Free, free! If only we were all free, all problems would be solved and everything would go well. So runs the slogan, and it is felt that by destroying all barriers and restraints, it will come about. But as a matter of fact, when we try it in a small way, we soon find out that our freedoms clash with each other. I want to be free to take a good place for the concert, but others want to be free to take that same place.
The freedoms clash within our very selves: wise old head wants to control diet so as to be radiantly healthy, but greedy tum wants to be free to stuff himself and get drunk every week-end. So one of them is going to be over-ridden and frustrated. Either I have to give up the freedom to have a lot of alcohol and have the freedom to be healthy; or else give up the freedom to be healthy so that I can have the freedom to drink heavily. We quite soon find out that we have to arrange our freedoms in terms of the higher and the lower.
But how are we to decide between them, and when we do decide, how can we be sure to keep to our decision? If I am my own authority, I can always change my mind. The Gita, which is the main text on yoga in everyday life, says that until inspiration comes, follow tradition. Afterwards, when inspiration comes from the supreme Self speaking from within you, you will be truly free because you will yourself be that inspiration, far deeper than any clashes between feelings and reasonings and habits. That will be your own experience; till that time, follow tradition, which
summarizes the experience of others.

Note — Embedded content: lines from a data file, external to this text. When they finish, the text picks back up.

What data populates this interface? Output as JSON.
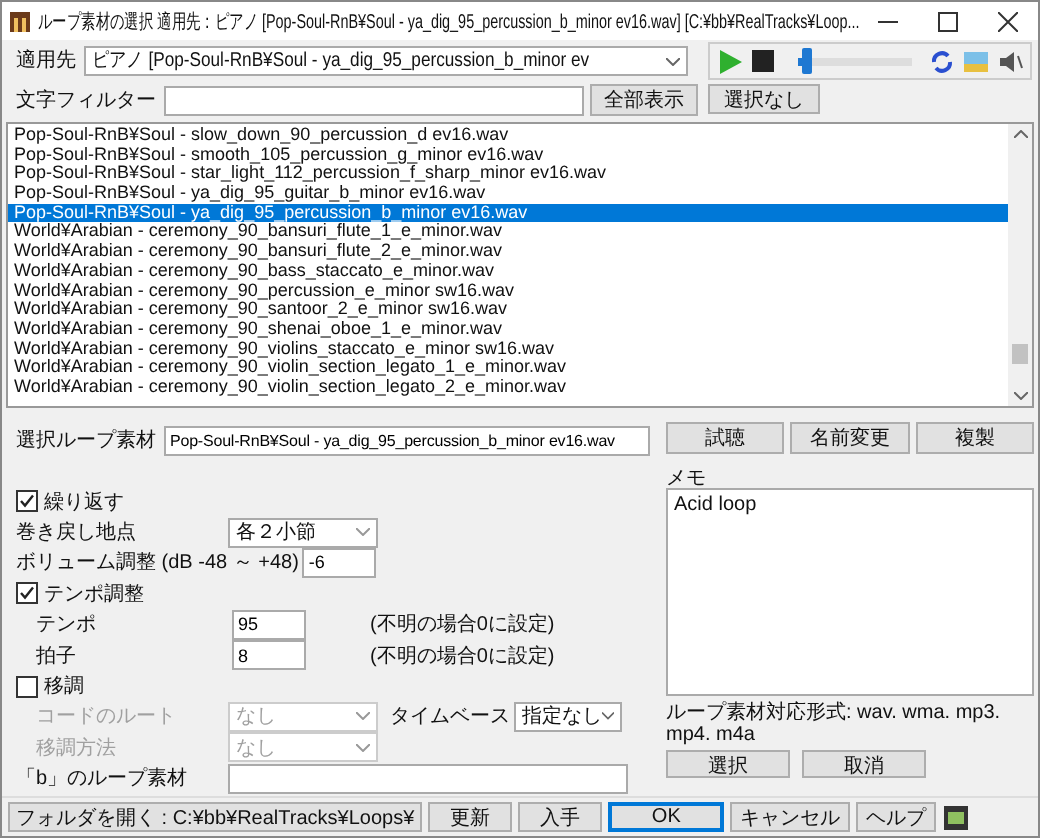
{
  "window": {
    "title": "ループ素材の選択  適用先：ピアノ   [Pop-Soul-RnB¥Soul - ya_dig_95_percussion_b_minor ev16.wav] [C:¥bb¥RealTracks¥Loop..."
  },
  "target": {
    "label": "適用先",
    "value": "ピアノ   [Pop-Soul-RnB¥Soul - ya_dig_95_percussion_b_minor ev"
  },
  "player": {
    "level": 0.03
  },
  "filter": {
    "label": "文字フィルター",
    "button": "全部表示"
  },
  "deselect_button": "選択なし",
  "files": [
    {
      "name": "Pop-Soul-RnB¥Soul - slow_down_90_percussion_d ev16.wav",
      "selected": false
    },
    {
      "name": "Pop-Soul-RnB¥Soul - smooth_105_percussion_g_minor ev16.wav",
      "selected": false
    },
    {
      "name": "Pop-Soul-RnB¥Soul - star_light_112_percussion_f_sharp_minor ev16.wav",
      "selected": false
    },
    {
      "name": "Pop-Soul-RnB¥Soul - ya_dig_95_guitar_b_minor ev16.wav",
      "selected": false
    },
    {
      "name": "Pop-Soul-RnB¥Soul - ya_dig_95_percussion_b_minor ev16.wav",
      "selected": true
    },
    {
      "name": "World¥Arabian - ceremony_90_bansuri_flute_1_e_minor.wav",
      "selected": false
    },
    {
      "name": "World¥Arabian - ceremony_90_bansuri_flute_2_e_minor.wav",
      "selected": false
    },
    {
      "name": "World¥Arabian - ceremony_90_bass_staccato_e_minor.wav",
      "selected": false
    },
    {
      "name": "World¥Arabian - ceremony_90_percussion_e_minor sw16.wav",
      "selected": false
    },
    {
      "name": "World¥Arabian - ceremony_90_santoor_2_e_minor sw16.wav",
      "selected": false
    },
    {
      "name": "World¥Arabian - ceremony_90_shenai_oboe_1_e_minor.wav",
      "selected": false
    },
    {
      "name": "World¥Arabian - ceremony_90_violins_staccato_e_minor sw16.wav",
      "selected": false
    },
    {
      "name": "World¥Arabian - ceremony_90_violin_section_legato_1_e_minor.wav",
      "selected": false
    },
    {
      "name": "World¥Arabian - ceremony_90_violin_section_legato_2_e_minor.wav",
      "selected": false
    }
  ],
  "selected_loop": {
    "label": "選択ループ素材",
    "value": "Pop-Soul-RnB¥Soul - ya_dig_95_percussion_b_minor ev16.wav"
  },
  "action_buttons": [
    "試聴",
    "名前変更",
    "複製"
  ],
  "memo": {
    "label": "メモ",
    "value": "Acid loop"
  },
  "settings": [
    {
      "kind": "checkbox",
      "label": "繰り返す",
      "checked": true
    },
    {
      "kind": "select",
      "label": "巻き戻し地点",
      "value": "各２小節",
      "disabled": false
    },
    {
      "kind": "input",
      "label": "ボリューム調整 (dB  -48 ～ +48)",
      "value": "-6"
    },
    {
      "kind": "checkbox",
      "label": "テンポ調整",
      "checked": true,
      "children": [
        {
          "kind": "input",
          "label": "テンポ",
          "value": "95",
          "note": "(不明の場合0に設定)"
        },
        {
          "kind": "input",
          "label": "拍子",
          "value": "8",
          "note": "(不明の場合0に設定)"
        }
      ]
    },
    {
      "kind": "checkbox",
      "label": "移調",
      "checked": false,
      "children": [
        {
          "kind": "select",
          "label": "コードのルート",
          "value": "なし",
          "disabled": true,
          "extra": {
            "label": "タイムベース",
            "value": "指定なし"
          }
        },
        {
          "kind": "select",
          "label": "移調方法",
          "value": "なし",
          "disabled": true
        }
      ]
    },
    {
      "kind": "path",
      "label": "「b」のループ素材"
    }
  ],
  "formats": "ループ素材対応形式: wav. wma. mp3. mp4. m4a",
  "format_buttons": [
    "選択",
    "取消"
  ],
  "footer_buttons": [
    {
      "label": "フォルダを開く : C:¥bb¥RealTracks¥Loops¥",
      "default": false
    },
    {
      "label": "更新",
      "default": false
    },
    {
      "label": "入手",
      "default": false
    },
    {
      "label": "OK",
      "default": true
    },
    {
      "label": "キャンセル",
      "default": false
    },
    {
      "label": "ヘルプ",
      "default": false
    }
  ]
}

Now we may feel, ‘Oh I don’t want to follow tradition. I want to be myself. I want to be free. Free to express myself.’ But if you look at people who claim to be freely expressing themselves, you notice that they are expressing only a tiny part of themselves. Moreover that expression is made repetitively, again and again and again, doing the same thing. You may also notice that quite often they no longer find much pleasure in it; it is just that they cannot stop. And it’s only a fraction of the self that’s actually being expressed. In fact true expression is prevented by internal rigidities and adhesions.

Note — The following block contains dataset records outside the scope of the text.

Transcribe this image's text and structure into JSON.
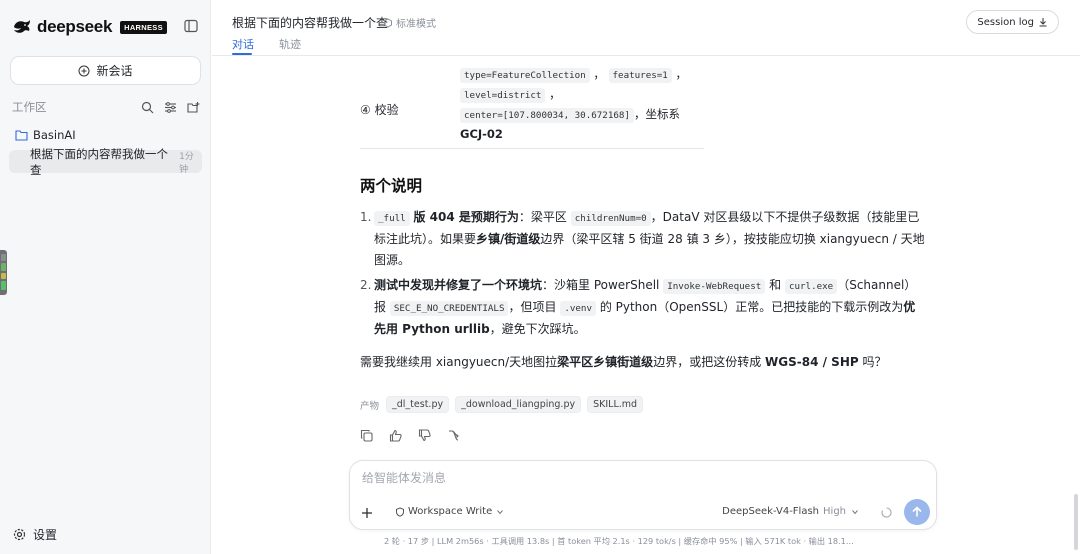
{
  "brand": {
    "name": "deepseek",
    "badge": "HARNESS"
  },
  "sidebar": {
    "new_chat_label": "新会话",
    "workspace_label": "工作区",
    "folder_name": "BasinAI",
    "session": {
      "title": "根据下面的内容帮我做一个查",
      "time": "1分钟"
    },
    "settings_label": "设置"
  },
  "topbar": {
    "title": "根据下面的内容帮我做一个查",
    "mode": "标准模式",
    "tabs": [
      {
        "label": "对话",
        "active": true
      },
      {
        "label": "轨迹",
        "active": false
      }
    ],
    "session_log_label": "Session log"
  },
  "verify_row": {
    "label": "④ 校验",
    "code1": "type=FeatureCollection",
    "code2": "features=1",
    "code3": "level=district",
    "code4": "center=[107.800034, 30.672168]",
    "text_coord": "，坐标系",
    "crs": "GCJ-02"
  },
  "notes": {
    "title": "两个说明",
    "item1": {
      "num": "1.",
      "code_full": "_full",
      "bold1": "版 404 是预期行为",
      "t1": "：梁平区",
      "code_children": "childrenNum=0",
      "t2": "，DataV 对区县级以下不提供子级数据（技能里已标注此坑）。如果要",
      "bold2": "乡镇/街道级",
      "t3": "边界（梁平区辖 5 街道 28 镇 3 乡），按技能应切换 xiangyuecn / 天地图源。"
    },
    "item2": {
      "num": "2.",
      "bold1": "测试中发现并修复了一个环境坑",
      "t1": "：沙箱里 PowerShell",
      "code_iwr": "Invoke-WebRequest",
      "t2": "和",
      "code_curl": "curl.exe",
      "t3": "（Schannel）报",
      "code_err": "SEC_E_NO_CREDENTIALS",
      "t4": "，但项目",
      "code_venv": ".venv",
      "t5": "的 Python（OpenSSL）正常。已把技能的下载示例改为",
      "bold2": "优先用 Python urllib",
      "t6": "，避免下次踩坑。"
    }
  },
  "question": {
    "t1": "需要我继续用 xiangyuecn/天地图拉",
    "bold1": "梁平区乡镇街道级",
    "t2": "边界，或把这份转成",
    "bold2": "WGS-84 / SHP",
    "t3": "吗？"
  },
  "artifacts": {
    "label": "产物",
    "files": [
      "_dl_test.py",
      "_download_liangping.py",
      "SKILL.md"
    ]
  },
  "composer": {
    "placeholder": "给智能体发消息",
    "permission": "Workspace Write",
    "model": "DeepSeek-V4-Flash",
    "level": "High"
  },
  "status": "2 轮 · 17 步  |  LLM 2m56s · 工具调用 13.8s  |  首 token 平均 2.1s · 129 tok/s  |  缓存命中 95%  |  输入 571K tok · 输出 18.1...",
  "colors": {
    "accent": "#2f6bda",
    "send": "#9ab7ec",
    "sidebar_bg": "#f6f7f8"
  }
}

One teacher used to give the example of a cleaning cloth. He would direct that such a cloth be used for a couple of weeks, but not washed or wrung out. It was used for cleaning up dirt and grease, but not itself cleaned and ironed. It developed creases, and ended up looking like a screwed-up ball of cardboard. Even after being forcibly spread out, when it was dropped it again, it fell into the same creases. He would display it along with another one, which had been used for mopping up in the same way, but after each operation had been washed, hung out to dry, and finally ironed. It too had been used to mop up dirt and oil and grease but it had not then been just left. So while the first one became screwed-up and stiff with clotted filth, the second one was completely soft and flexible, and so clean

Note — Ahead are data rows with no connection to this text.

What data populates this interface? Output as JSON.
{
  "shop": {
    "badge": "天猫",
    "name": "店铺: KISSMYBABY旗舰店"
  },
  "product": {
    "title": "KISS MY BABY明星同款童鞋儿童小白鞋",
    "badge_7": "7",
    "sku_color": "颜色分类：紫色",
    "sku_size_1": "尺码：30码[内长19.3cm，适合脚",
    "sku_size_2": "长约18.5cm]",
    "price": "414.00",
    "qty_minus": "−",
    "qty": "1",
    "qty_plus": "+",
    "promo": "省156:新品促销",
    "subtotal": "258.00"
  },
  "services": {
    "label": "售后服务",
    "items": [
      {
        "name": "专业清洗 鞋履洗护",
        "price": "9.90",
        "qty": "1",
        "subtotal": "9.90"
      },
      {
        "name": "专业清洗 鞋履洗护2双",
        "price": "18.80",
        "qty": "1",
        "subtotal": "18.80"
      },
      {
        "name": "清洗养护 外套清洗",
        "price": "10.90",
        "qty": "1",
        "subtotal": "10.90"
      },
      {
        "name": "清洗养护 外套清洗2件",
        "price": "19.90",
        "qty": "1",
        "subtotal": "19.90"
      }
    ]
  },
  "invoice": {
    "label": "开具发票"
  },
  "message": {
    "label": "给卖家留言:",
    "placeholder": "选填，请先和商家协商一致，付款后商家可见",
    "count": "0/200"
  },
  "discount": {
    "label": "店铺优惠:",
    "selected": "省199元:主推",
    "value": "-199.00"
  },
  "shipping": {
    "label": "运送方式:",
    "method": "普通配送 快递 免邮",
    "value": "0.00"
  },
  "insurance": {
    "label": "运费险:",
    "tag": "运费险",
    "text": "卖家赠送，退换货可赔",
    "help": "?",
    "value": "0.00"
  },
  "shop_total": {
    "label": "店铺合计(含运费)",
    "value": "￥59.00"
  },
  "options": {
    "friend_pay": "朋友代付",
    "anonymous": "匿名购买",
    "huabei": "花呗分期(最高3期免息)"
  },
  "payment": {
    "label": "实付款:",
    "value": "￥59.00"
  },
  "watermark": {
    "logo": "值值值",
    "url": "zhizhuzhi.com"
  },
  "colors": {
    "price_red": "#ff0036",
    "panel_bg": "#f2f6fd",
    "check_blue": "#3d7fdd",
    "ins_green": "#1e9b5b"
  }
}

that you could wash your face with it. The ironing creases are purely notional.
With the first one, you have to use force to get even a tiny bit of it that you can use, because it is a congealed mass. So you can’t use it to spread on the table, you can’t use it to make a bandage or a sling and you can’t put it away tidily; you can use it only perhaps to mop up a little bit more grease, and as a matter of fact it is not very good even for that. As it stands, its capacity is very limited, because it is mainly a hard ball of creases.
In the same way, our minds have clots and knots. Around them we can use our minds, but the clots themselves mustn’t be touched. Yoga is a method of washing and ironing the mind-cloth; even an old cloth, if it has been washed and ironed, can do whatever needs to be done. And when there is no immediate need, it can be folded up beautifully and neatly and slipped easily into the drawer ready for use again. The whole of the cloth is available for use and when not needed can be put away.
After the little demonstration of the two cloths, he told his pupils that in the same way the mind is so to speak washed and then ironed. It’s washed by the purification practices of yogic activity, when the actions are done in reverence for the Lord in the action and for the Lord in the object. It is ironed by meditation; the hot iron of Not this, Not this removes personality creases which have seemingly crumpled up the pure universal Self.
© 1999 Trevor Leggett